The Oil Market: A Global Bathtub
People commonly perceive the global oil market to be a collection of bilateral trade relationships through which consumers purchase their oil from specific producing countries. Perhaps unsurprisingly, this view has led policymakers to place special significance on their countries’ diplomatic and security relationships with oil producers because they believe such ties are key to ensuring reliable access to energy resources.
In reality, oil is a global commodity. And like the market for any global commodity, the oil market works more like a bathtub, in which many different producers contribute to a single world supply of oil from which consumers then draw. Some producers fill the bathtub through larger “spigots” than others, but most have a limited impact on the global supply on their own. In this market, individual trade relationships mean little because a barrel of oil from one country can easily be replaced by a barrel from another. Consequently, energy security depends more on the total amount of oil flowing into and out of the bathtub than on ties between specific consumers and producers.
There are a few countries that produce enough oil to have a noticeable effect on the global market if their supplies are disrupted. Among their ranks are historical energy giants, such as Saudi Arabia, as well as emerging producers like the United States. If any of these countries suddenly halted production and turned off their spigots, the level of oil in the bathtub would become markedly lower because few other producers would have the capacity to compensate for the large volume lost, at least in the short term. Since the total volume of oil in the bathtub impacts oil prices worldwide, wild swings in the global energy supply have dramatic implications for U.S. prosperity.
New Technologies Are Resizing the Spigots
New oil and gas production technologies are refitting the global bathtub with new spigots of different sizes.
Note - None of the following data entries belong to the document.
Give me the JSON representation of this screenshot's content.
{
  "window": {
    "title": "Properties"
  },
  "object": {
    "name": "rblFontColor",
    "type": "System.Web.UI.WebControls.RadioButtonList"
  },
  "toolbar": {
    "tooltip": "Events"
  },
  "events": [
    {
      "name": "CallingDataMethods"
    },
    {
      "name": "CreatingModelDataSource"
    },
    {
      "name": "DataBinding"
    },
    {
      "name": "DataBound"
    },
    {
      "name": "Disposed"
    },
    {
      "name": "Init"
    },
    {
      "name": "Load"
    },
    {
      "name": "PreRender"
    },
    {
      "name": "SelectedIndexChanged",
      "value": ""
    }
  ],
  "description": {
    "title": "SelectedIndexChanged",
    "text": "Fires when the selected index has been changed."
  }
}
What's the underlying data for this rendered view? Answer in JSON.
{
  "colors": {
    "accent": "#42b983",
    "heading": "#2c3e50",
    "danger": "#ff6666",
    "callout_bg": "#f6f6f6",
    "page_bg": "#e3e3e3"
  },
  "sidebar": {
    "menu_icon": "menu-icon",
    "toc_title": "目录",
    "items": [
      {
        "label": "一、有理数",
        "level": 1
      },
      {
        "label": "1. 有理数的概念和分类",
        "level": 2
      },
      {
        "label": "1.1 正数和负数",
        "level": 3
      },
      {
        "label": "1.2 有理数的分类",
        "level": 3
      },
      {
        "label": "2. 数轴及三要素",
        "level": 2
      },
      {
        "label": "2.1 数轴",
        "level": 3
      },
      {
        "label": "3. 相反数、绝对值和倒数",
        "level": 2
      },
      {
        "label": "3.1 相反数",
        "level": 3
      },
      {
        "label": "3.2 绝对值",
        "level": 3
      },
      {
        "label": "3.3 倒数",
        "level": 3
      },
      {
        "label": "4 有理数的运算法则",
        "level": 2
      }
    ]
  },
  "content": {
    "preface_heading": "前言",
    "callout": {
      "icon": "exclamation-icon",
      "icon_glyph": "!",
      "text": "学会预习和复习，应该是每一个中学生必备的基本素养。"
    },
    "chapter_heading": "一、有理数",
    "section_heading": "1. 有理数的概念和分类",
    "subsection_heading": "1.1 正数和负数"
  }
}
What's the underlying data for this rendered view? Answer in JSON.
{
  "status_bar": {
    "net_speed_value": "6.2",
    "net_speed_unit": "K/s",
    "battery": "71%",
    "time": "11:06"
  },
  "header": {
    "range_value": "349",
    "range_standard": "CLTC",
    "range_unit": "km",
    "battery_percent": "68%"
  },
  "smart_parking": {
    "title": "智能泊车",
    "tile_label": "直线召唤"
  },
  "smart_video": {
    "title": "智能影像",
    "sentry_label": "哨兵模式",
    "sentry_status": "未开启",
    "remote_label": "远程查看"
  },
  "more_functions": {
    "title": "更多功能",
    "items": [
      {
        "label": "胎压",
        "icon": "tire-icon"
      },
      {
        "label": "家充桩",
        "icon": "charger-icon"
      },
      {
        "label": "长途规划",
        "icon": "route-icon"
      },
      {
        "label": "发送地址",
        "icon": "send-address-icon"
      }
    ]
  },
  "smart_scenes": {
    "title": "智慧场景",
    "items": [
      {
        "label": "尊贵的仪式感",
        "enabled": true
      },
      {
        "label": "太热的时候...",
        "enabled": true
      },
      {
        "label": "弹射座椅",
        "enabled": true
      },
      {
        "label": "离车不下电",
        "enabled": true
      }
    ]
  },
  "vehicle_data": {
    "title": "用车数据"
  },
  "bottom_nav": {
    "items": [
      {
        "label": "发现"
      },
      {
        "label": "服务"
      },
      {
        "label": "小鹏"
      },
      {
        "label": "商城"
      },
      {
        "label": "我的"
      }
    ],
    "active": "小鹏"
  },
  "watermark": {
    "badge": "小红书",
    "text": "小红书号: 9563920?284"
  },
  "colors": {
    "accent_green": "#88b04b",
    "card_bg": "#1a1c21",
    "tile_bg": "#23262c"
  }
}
Countries that are using these technologies to extract larger volumes of oil or gas are getting bigger spigots. Others are becoming producers for the first time, adding entirely new spigots to the bathtub. Still others are watching their spigots shrink as their production levels decline and much-needed investment shifts toward promising unconventional plays elsewhere.